“It is from numberless diverse acts of courage and belief that human history is shaped. Each time a person stands up for an ideal or strikes out against injustice, he or she sends forth a tiny ripple of hope, and crossing each other from a million different centers of energy and daring those ripples build a current which can sweep down the mightiest walls of oppression and resistance.” – Robert F. Kennedy …
Good does not fight injustice in the course of a day; nor does good conquer evil in one fell swoop. Rather, it is through the “numberless diverse acts of courage and belief,” that good surmounts the “mightiest walls of oppression and resistance.”
Courageous acts are often romanticized throughout society as single selfless acts of risking one’s life. However, this display of courage is rare, and therefore usually has a smaller impact than the sum of the “diverse acts of courage displayed daily.” On the other hand, courage that is found in the small day-to-day happenings of life is much more abundant–touching all aspects of life, creating “millions of different centers of energy and daring” that together have a large impact in the lives of others and ourselves. We each are presented opportunities to embrace and to live courage in our lives. And when we choose to do so, we allow it to become more of a part of us, and we become stronger.

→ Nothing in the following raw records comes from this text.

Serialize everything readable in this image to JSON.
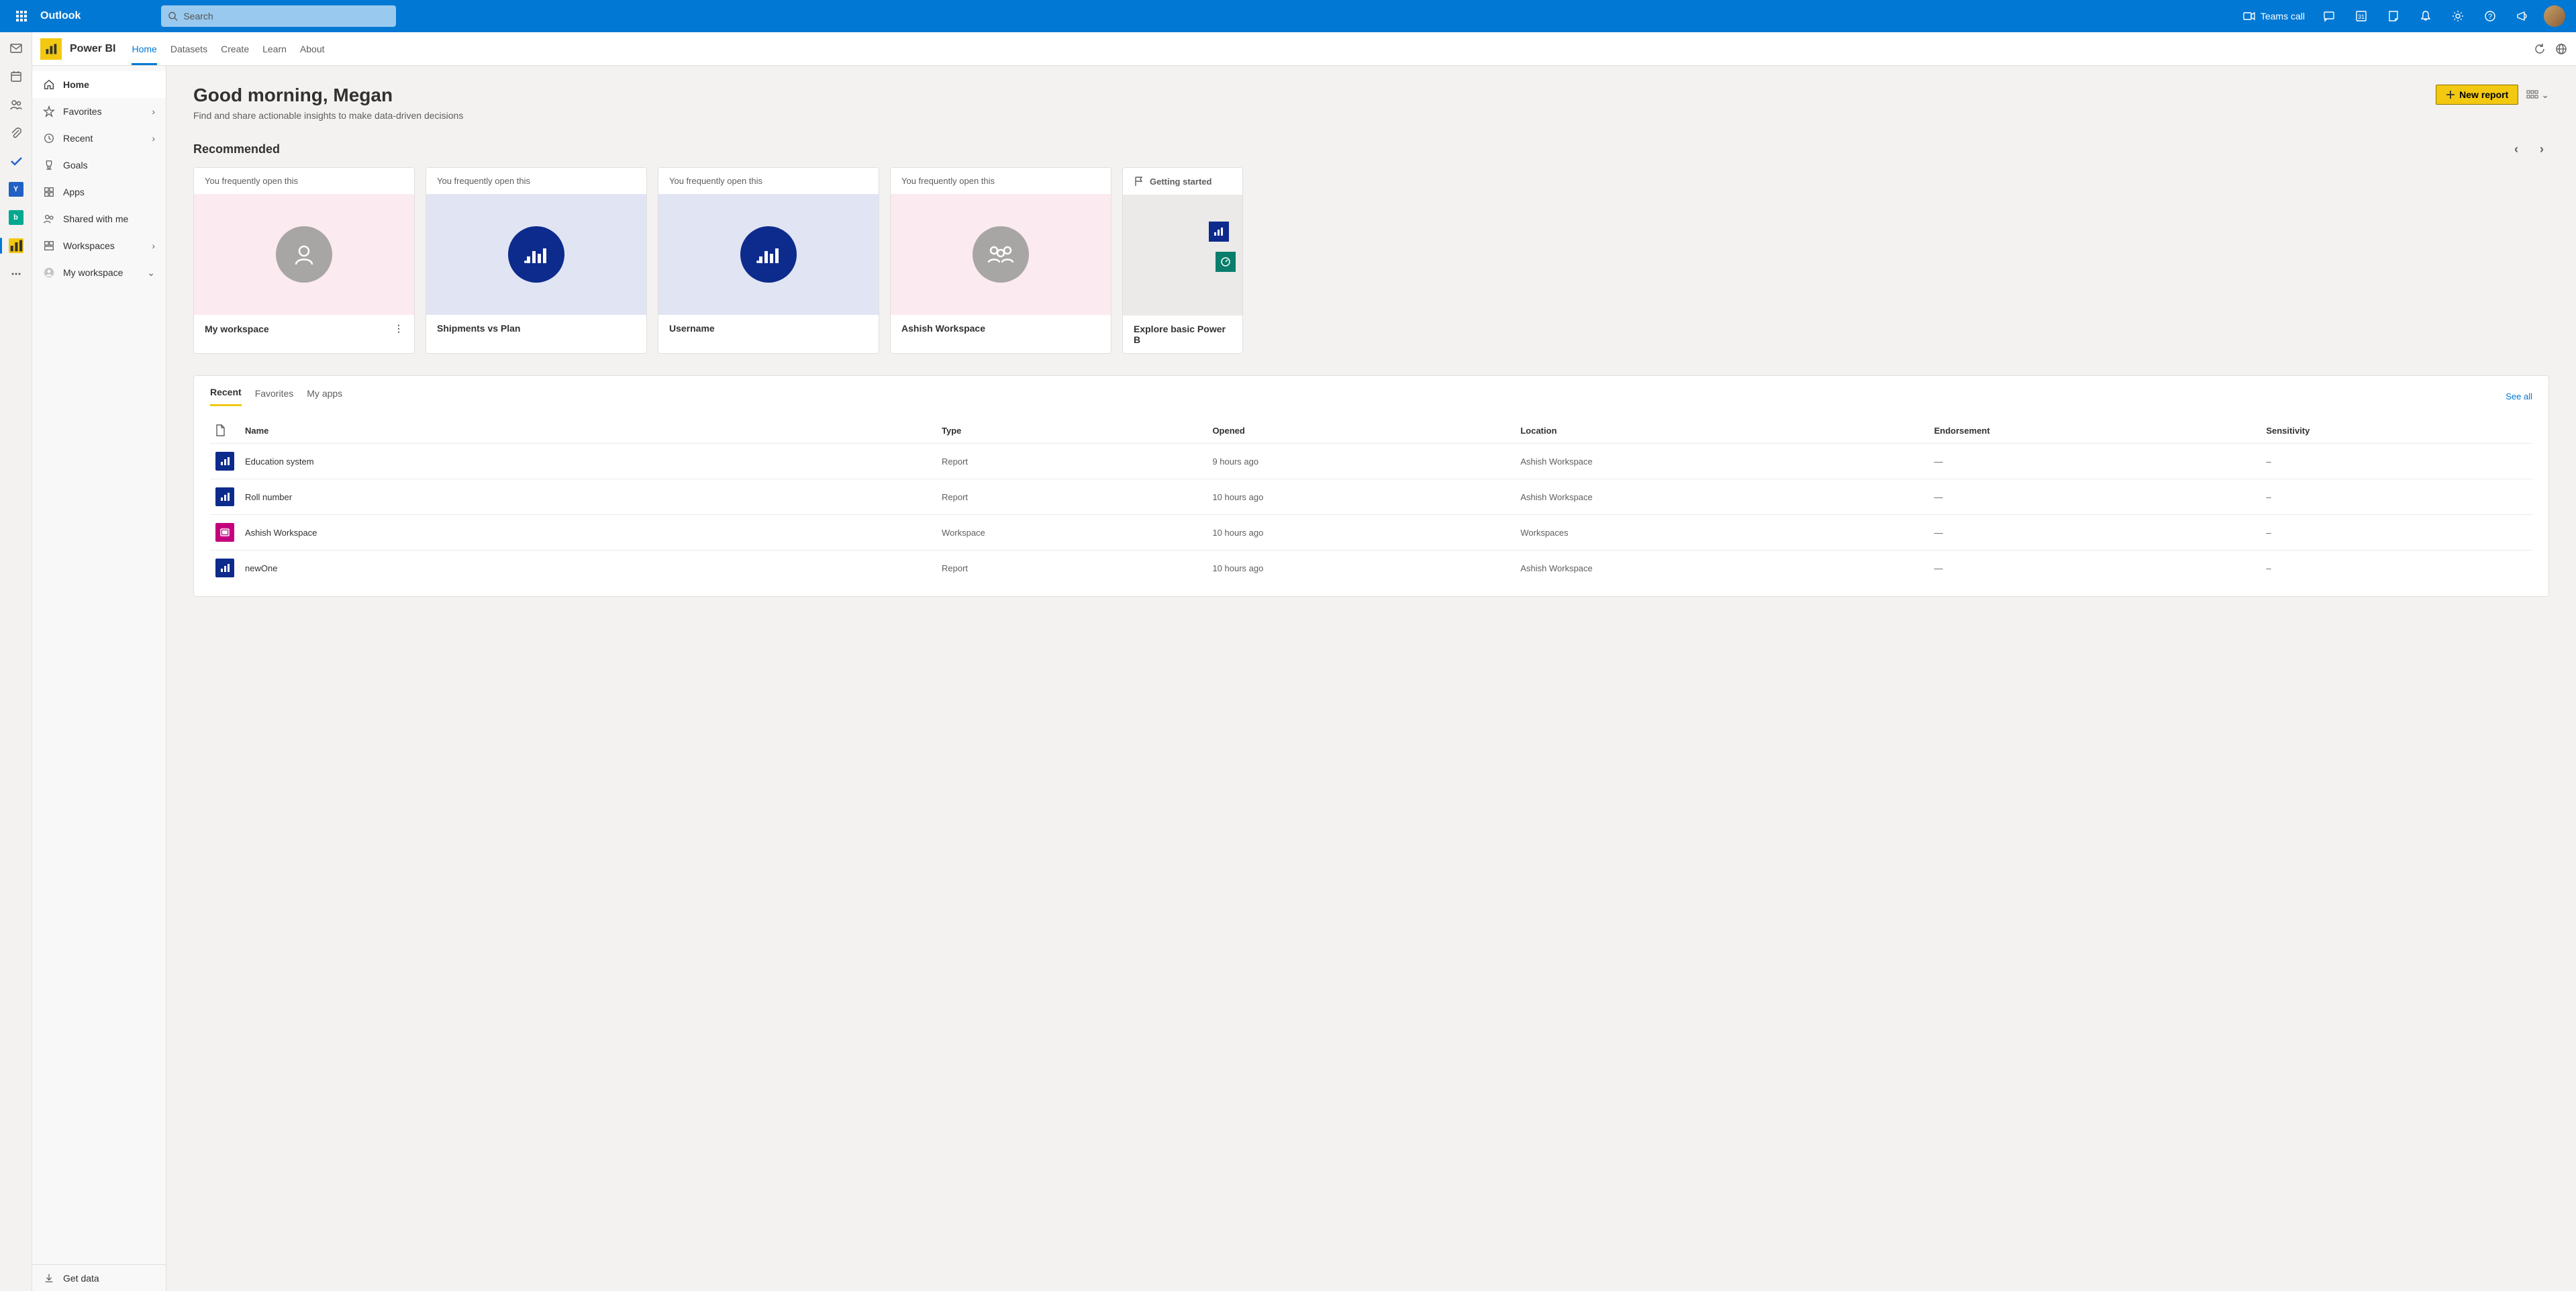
{
  "suite": {
    "title": "Outlook",
    "search_placeholder": "Search",
    "teams_call": "Teams call"
  },
  "pbi_header": {
    "title": "Power BI",
    "tabs": [
      "Home",
      "Datasets",
      "Create",
      "Learn",
      "About"
    ]
  },
  "nav": {
    "items": [
      {
        "label": "Home",
        "chev": false
      },
      {
        "label": "Favorites",
        "chev": true
      },
      {
        "label": "Recent",
        "chev": true
      },
      {
        "label": "Goals",
        "chev": false
      },
      {
        "label": "Apps",
        "chev": false
      },
      {
        "label": "Shared with me",
        "chev": false
      },
      {
        "label": "Workspaces",
        "chev": true
      },
      {
        "label": "My workspace",
        "chev": "down"
      }
    ],
    "get_data": "Get data"
  },
  "greeting": {
    "title": "Good morning, Megan",
    "subtitle": "Find and share actionable insights to make data-driven decisions",
    "new_report": "New report"
  },
  "recommended": {
    "title": "Recommended",
    "subtitle": "You frequently open this",
    "cards": [
      {
        "title": "My workspace",
        "kind": "person",
        "bg": "#fbeaef",
        "circle": "#a8a6a4"
      },
      {
        "title": "Shipments vs Plan",
        "kind": "chart",
        "bg": "#e1e4f3",
        "circle": "#0d2b8c"
      },
      {
        "title": "Username",
        "kind": "chart",
        "bg": "#e1e4f3",
        "circle": "#0d2b8c"
      },
      {
        "title": "Ashish Workspace",
        "kind": "people",
        "bg": "#fbeaef",
        "circle": "#a8a6a4"
      }
    ],
    "getting_started": "Getting started",
    "explore": "Explore basic Power B"
  },
  "recent": {
    "tabs": [
      "Recent",
      "Favorites",
      "My apps"
    ],
    "see_all": "See all",
    "columns": [
      "",
      "Name",
      "Type",
      "Opened",
      "Location",
      "Endorsement",
      "Sensitivity"
    ],
    "rows": [
      {
        "icon": "blue",
        "name": "Education system",
        "type": "Report",
        "opened": "9 hours ago",
        "location": "Ashish Workspace",
        "endorsement": "—",
        "sensitivity": "–"
      },
      {
        "icon": "blue",
        "name": "Roll number",
        "type": "Report",
        "opened": "10 hours ago",
        "location": "Ashish Workspace",
        "endorsement": "—",
        "sensitivity": "–"
      },
      {
        "icon": "pink",
        "name": "Ashish Workspace",
        "type": "Workspace",
        "opened": "10 hours ago",
        "location": "Workspaces",
        "endorsement": "—",
        "sensitivity": "–"
      },
      {
        "icon": "blue",
        "name": "newOne",
        "type": "Report",
        "opened": "10 hours ago",
        "location": "Ashish Workspace",
        "endorsement": "—",
        "sensitivity": "–"
      }
    ]
  }
}
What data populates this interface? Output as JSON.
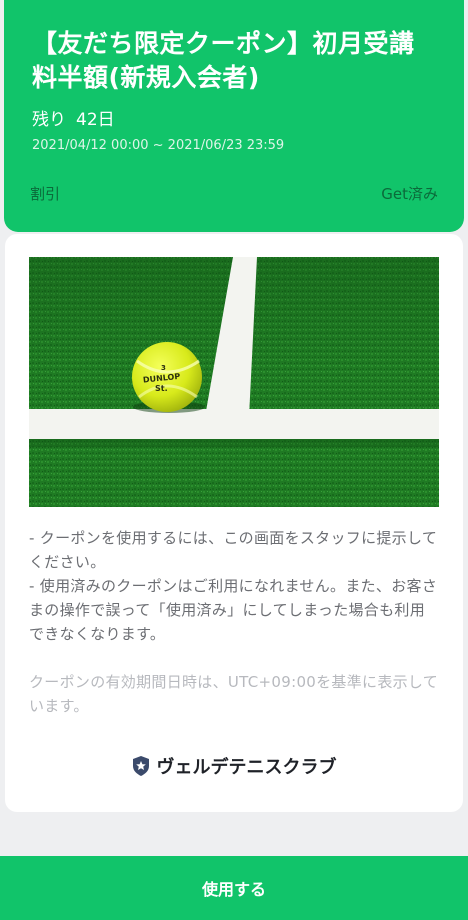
{
  "coupon": {
    "title": "【友だち限定クーポン】初月受講料半額(新規入会者)",
    "remaining_label": "残り",
    "remaining_days": "42日",
    "period": "2021/04/12 00:00 ~ 2021/06/23 23:59",
    "type": "割引",
    "status": "Get済み"
  },
  "content": {
    "image_alt": "tennis-ball-on-court",
    "notes": [
      "- クーポンを使用するには、この画面をスタッフに提示してください。",
      "- 使用済みのクーポンはご利用になれません。また、お客さまの操作で誤って「使用済み」にしてしまった場合も利用できなくなります。"
    ],
    "timezone_note": "クーポンの有効期間日時は、UTC+09:00を基準に表示しています。"
  },
  "brand": {
    "name": "ヴェルデテニスクラブ",
    "icon": "star-shield-icon"
  },
  "actions": {
    "use_button": "使用する"
  },
  "colors": {
    "primary_green": "#11c46a",
    "status_text": "#0b6a3a",
    "background": "#eeeff1"
  }
}
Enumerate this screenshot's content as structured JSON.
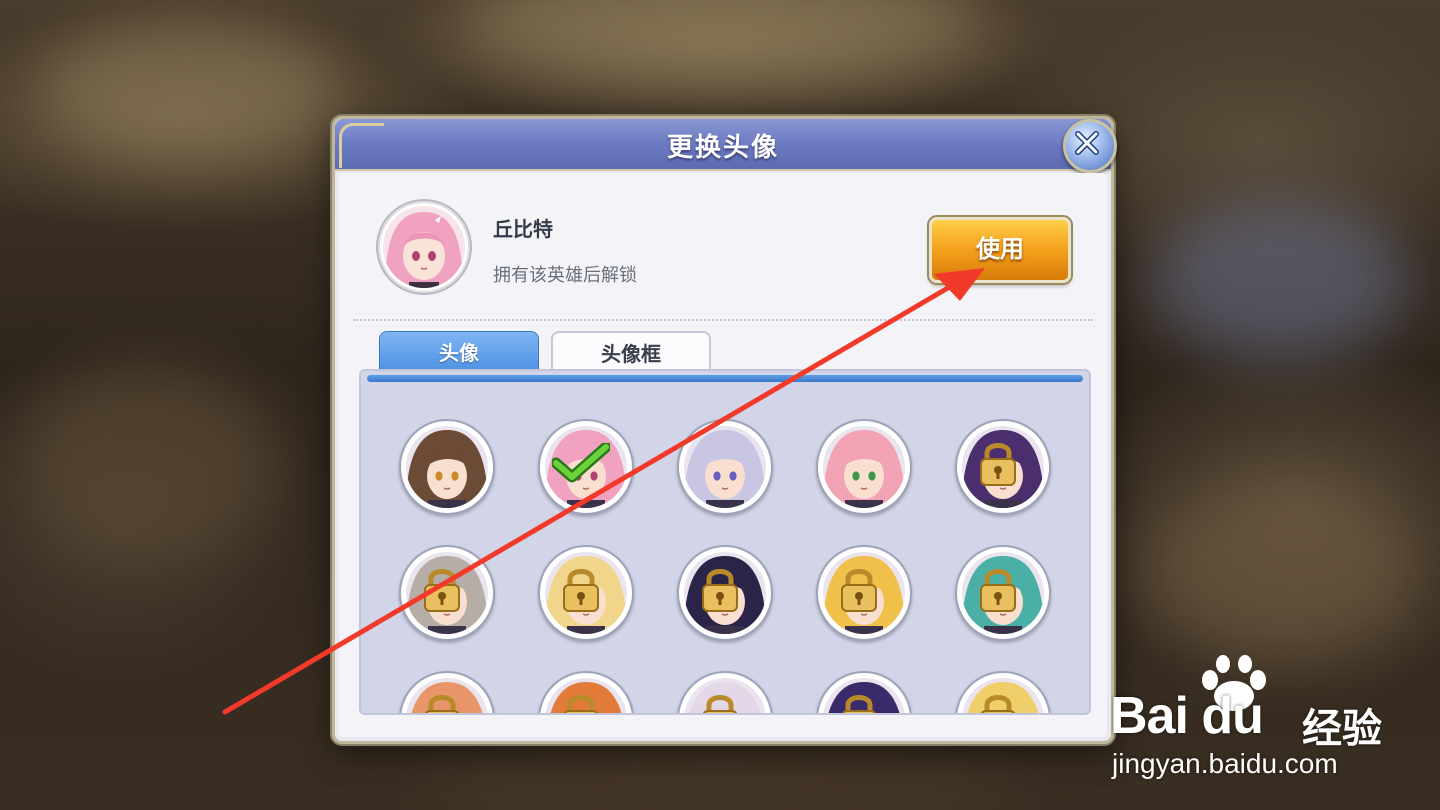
{
  "dialog": {
    "title": "更换头像",
    "close_icon": "close-icon"
  },
  "selected_hero": {
    "name": "丘比特",
    "unlock_hint": "拥有该英雄后解锁",
    "use_label": "使用"
  },
  "tabs": [
    {
      "label": "头像",
      "active": true
    },
    {
      "label": "头像框",
      "active": false
    }
  ],
  "avatars": [
    {
      "hero": "brown-hair-male",
      "state": "unlocked",
      "hair": "#6b4a36",
      "eye": "#c98a2a"
    },
    {
      "hero": "pink-hair-girl",
      "state": "selected",
      "hair": "#f0a2c0",
      "eye": "#b04470"
    },
    {
      "hero": "silver-hair-captain",
      "state": "unlocked",
      "hair": "#c9c6e4",
      "eye": "#6a5fc0"
    },
    {
      "hero": "pink-bun-girl",
      "state": "unlocked",
      "hair": "#f2a4b6",
      "eye": "#3a9a4a"
    },
    {
      "hero": "purple-hair-male",
      "state": "locked",
      "hair": "#4a2e6e",
      "eye": "#7a4ab0"
    },
    {
      "hero": "silver-long-hair",
      "state": "locked",
      "hair": "#b6aea6",
      "eye": "#8a3a3a"
    },
    {
      "hero": "blonde-girl",
      "state": "locked",
      "hair": "#f0d58a",
      "eye": "#3a6ab8"
    },
    {
      "hero": "dark-hair-witch",
      "state": "locked",
      "hair": "#2a2448",
      "eye": "#8a5ac0"
    },
    {
      "hero": "blonde-red-outfit",
      "state": "locked",
      "hair": "#f0c04a",
      "eye": "#b04a2a"
    },
    {
      "hero": "teal-hair-girl",
      "state": "locked",
      "hair": "#4ab0a6",
      "eye": "#7a3a9a"
    },
    {
      "hero": "orange-hair-a",
      "state": "locked",
      "hair": "#e8956a",
      "eye": "#aa5530"
    },
    {
      "hero": "orange-hair-b",
      "state": "locked",
      "hair": "#e27a3a",
      "eye": "#aa5530"
    },
    {
      "hero": "white-hat-girl",
      "state": "locked",
      "hair": "#e4d8e8",
      "eye": "#7a6aa0"
    },
    {
      "hero": "purple-hat-girl",
      "state": "locked",
      "hair": "#3a2a6a",
      "eye": "#7a5ab0"
    },
    {
      "hero": "golden-hair",
      "state": "locked",
      "hair": "#f0cf6a",
      "eye": "#aa7a2a"
    }
  ],
  "annotation": {
    "arrow_color": "#f23a2a"
  },
  "watermark": {
    "logo": "Bai du",
    "logo_cn": "经验",
    "url": "jingyan.baidu.com"
  },
  "colors": {
    "title_bar": "#6a78bf",
    "use_button": "#f3a01c",
    "tab_active": "#4a8fe0",
    "panel": "#d2d5e8"
  }
}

Some of the bravest people I have known are those who face each day with a great deal of courage, no matter what their situation. The people who are dying of cancer and other catastrophic illnesses, the orphaned children who have lost their parents, the victims of ‘Boko Haram’, the victims of war and natural disasters who have lost their homes, possessions, and loved ones–so many of these individuals have endured unimaginable pain and misery, yet never pity themselves. Instead, they spend the last few months of their lives giving to others, sharing of their precious time, talents, and love… or giving out of compassion and love, the last few possessions they own. And if we–like these individuals–are able to look at each day of our lives as an opportunity to live our lives more fully, to love others more deeply, and to give more compassionately, we too will create ripples of courage that will resonate in the hearts of others.
Courage is inside us all. The question we must ask ourselves is, “Do I use my courage?” Each time we stand courageously for the cause of good, we send out hope to the rest of the world. Hope that encourages others to be strong; hope that serves as proof that we do not have to stand by idly, that cowardice is not the only option.
Share with someone a few examples of courage that they have shown that you have recognized.
Questions to consider:
Think of someone whom you see as courageous? Why do you consider that person to be courageous?
What kinds of decisions will you have to make today? What would the courageous path be in your decision-making?
How can you share courage with others today?
For further thought:
“There are so many ways to be brave in this world. Sometimes bravery involves laying down your life for something bigger than yourself, or for someone else. Sometimes it involves giving up everything you have ever known, or everyone you have ever loved, for the sake of something greater.
But sometimes it doesn’t.
Sometimes it is nothing more than gritting your teeth through pain, and the work of every day, the slow walk toward a better life.
That is the sort of bravery I must have now.”
-Veronica Roth, Allegiant